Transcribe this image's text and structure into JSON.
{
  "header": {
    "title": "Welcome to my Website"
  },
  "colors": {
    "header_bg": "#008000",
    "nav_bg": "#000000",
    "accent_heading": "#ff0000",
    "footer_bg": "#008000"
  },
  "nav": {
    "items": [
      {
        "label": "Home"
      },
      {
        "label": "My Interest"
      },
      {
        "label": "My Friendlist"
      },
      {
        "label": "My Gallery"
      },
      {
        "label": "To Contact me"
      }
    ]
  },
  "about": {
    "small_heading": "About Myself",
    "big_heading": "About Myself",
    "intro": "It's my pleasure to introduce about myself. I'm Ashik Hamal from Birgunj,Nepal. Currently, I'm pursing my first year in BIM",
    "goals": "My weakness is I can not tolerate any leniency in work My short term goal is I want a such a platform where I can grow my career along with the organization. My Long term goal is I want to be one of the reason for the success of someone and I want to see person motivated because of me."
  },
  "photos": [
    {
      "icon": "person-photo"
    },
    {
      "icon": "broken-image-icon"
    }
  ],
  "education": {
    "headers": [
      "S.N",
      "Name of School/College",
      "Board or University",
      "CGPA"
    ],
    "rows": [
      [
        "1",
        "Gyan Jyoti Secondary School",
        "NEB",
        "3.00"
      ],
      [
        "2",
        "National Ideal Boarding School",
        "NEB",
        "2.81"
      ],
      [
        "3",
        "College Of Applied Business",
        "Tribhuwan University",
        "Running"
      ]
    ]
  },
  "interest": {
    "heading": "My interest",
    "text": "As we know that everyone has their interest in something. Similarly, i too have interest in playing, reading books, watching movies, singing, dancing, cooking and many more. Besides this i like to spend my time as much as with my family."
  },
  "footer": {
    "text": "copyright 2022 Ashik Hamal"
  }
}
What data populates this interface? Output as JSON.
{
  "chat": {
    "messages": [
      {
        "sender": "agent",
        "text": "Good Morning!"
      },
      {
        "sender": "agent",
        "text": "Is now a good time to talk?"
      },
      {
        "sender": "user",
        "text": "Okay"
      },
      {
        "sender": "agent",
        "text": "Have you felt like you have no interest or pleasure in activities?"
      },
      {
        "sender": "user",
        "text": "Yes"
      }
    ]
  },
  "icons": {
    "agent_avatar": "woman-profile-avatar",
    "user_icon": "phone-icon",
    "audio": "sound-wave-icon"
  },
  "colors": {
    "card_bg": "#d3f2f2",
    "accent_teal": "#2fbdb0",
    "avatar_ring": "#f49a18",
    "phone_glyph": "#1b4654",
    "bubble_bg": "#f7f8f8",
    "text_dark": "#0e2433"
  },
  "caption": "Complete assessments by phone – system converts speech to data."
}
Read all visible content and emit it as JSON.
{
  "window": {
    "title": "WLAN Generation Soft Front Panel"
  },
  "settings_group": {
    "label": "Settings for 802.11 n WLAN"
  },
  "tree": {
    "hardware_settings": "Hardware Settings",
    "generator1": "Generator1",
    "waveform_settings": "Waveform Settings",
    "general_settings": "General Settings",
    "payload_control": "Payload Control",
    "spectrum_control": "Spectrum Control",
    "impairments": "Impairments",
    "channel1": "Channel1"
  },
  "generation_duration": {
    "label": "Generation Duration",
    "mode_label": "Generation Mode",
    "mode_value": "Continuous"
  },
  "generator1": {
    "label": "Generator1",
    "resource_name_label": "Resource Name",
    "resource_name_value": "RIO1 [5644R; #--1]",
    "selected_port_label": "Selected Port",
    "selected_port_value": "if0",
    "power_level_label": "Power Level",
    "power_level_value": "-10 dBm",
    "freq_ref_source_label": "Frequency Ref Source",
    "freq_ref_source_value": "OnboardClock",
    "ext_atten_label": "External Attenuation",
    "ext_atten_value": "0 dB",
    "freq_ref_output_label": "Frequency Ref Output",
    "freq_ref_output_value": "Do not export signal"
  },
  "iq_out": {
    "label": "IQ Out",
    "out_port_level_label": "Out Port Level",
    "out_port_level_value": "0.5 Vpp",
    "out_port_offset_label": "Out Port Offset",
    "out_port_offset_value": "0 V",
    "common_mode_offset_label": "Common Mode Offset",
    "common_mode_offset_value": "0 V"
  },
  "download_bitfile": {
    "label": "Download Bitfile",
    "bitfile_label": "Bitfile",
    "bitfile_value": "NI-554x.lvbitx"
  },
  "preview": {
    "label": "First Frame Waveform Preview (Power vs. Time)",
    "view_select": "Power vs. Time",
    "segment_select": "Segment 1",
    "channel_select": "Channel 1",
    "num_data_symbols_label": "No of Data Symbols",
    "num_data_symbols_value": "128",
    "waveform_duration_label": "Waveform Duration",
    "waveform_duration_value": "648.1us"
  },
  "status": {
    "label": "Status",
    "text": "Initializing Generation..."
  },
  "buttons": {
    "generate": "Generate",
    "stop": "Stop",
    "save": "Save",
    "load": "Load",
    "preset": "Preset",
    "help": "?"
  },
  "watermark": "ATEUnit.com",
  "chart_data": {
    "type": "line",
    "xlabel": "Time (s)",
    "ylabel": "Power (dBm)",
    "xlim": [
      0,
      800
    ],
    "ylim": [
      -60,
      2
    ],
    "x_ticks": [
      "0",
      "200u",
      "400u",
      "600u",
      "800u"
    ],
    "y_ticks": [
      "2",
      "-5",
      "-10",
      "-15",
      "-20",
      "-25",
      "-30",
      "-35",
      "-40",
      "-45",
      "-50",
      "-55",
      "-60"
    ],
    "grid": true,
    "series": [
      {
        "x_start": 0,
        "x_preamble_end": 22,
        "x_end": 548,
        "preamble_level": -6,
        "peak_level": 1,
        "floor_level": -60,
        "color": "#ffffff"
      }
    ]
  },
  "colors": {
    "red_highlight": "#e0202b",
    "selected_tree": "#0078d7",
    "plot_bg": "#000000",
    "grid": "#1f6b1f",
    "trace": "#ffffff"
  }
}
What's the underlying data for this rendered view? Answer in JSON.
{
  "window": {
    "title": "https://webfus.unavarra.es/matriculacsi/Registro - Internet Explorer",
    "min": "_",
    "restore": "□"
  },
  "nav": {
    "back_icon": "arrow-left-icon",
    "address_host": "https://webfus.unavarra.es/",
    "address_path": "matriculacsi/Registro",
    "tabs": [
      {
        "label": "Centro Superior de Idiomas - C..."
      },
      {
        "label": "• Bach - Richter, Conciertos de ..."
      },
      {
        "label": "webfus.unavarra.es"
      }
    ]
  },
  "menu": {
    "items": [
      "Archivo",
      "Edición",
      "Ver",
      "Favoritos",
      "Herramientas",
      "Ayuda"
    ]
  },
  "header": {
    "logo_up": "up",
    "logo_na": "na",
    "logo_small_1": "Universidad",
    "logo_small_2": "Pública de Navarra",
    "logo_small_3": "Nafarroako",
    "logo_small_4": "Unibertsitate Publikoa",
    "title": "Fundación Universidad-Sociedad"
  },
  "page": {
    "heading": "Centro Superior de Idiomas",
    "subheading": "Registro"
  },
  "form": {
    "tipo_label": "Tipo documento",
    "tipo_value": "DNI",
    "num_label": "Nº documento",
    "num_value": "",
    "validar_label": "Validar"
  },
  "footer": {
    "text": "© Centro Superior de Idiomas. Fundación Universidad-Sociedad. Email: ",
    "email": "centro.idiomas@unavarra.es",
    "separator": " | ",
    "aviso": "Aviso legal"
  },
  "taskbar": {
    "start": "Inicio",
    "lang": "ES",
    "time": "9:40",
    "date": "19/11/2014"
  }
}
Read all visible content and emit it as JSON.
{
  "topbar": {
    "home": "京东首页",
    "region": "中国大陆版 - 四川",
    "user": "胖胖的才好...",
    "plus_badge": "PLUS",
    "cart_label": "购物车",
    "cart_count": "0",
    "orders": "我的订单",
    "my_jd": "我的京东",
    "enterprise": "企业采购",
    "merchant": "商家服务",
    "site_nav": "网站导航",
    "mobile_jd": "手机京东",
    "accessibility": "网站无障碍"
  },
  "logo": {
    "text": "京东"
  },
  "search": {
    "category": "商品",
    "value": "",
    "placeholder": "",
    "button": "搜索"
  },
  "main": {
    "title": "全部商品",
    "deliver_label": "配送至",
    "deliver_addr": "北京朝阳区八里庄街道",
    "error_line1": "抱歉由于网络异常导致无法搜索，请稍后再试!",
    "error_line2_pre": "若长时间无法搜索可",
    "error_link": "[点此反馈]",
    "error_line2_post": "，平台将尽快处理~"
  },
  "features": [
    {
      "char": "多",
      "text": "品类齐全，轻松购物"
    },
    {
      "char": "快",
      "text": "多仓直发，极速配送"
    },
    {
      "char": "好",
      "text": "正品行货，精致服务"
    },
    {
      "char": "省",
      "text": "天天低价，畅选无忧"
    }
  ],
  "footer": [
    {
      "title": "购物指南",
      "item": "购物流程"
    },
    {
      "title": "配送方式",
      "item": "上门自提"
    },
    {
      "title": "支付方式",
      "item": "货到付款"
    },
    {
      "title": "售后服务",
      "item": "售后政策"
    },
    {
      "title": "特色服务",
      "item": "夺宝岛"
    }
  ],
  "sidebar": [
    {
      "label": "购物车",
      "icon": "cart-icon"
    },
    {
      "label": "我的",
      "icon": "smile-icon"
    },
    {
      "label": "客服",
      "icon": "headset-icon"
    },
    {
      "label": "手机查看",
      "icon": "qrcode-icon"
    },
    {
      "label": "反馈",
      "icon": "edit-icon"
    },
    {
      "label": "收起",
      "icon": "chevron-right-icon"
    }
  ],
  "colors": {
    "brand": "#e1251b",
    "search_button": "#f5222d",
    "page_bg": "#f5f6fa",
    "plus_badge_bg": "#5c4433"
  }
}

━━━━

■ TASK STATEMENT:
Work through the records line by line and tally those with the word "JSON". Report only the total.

■ EXERCISE SOLUTION:
5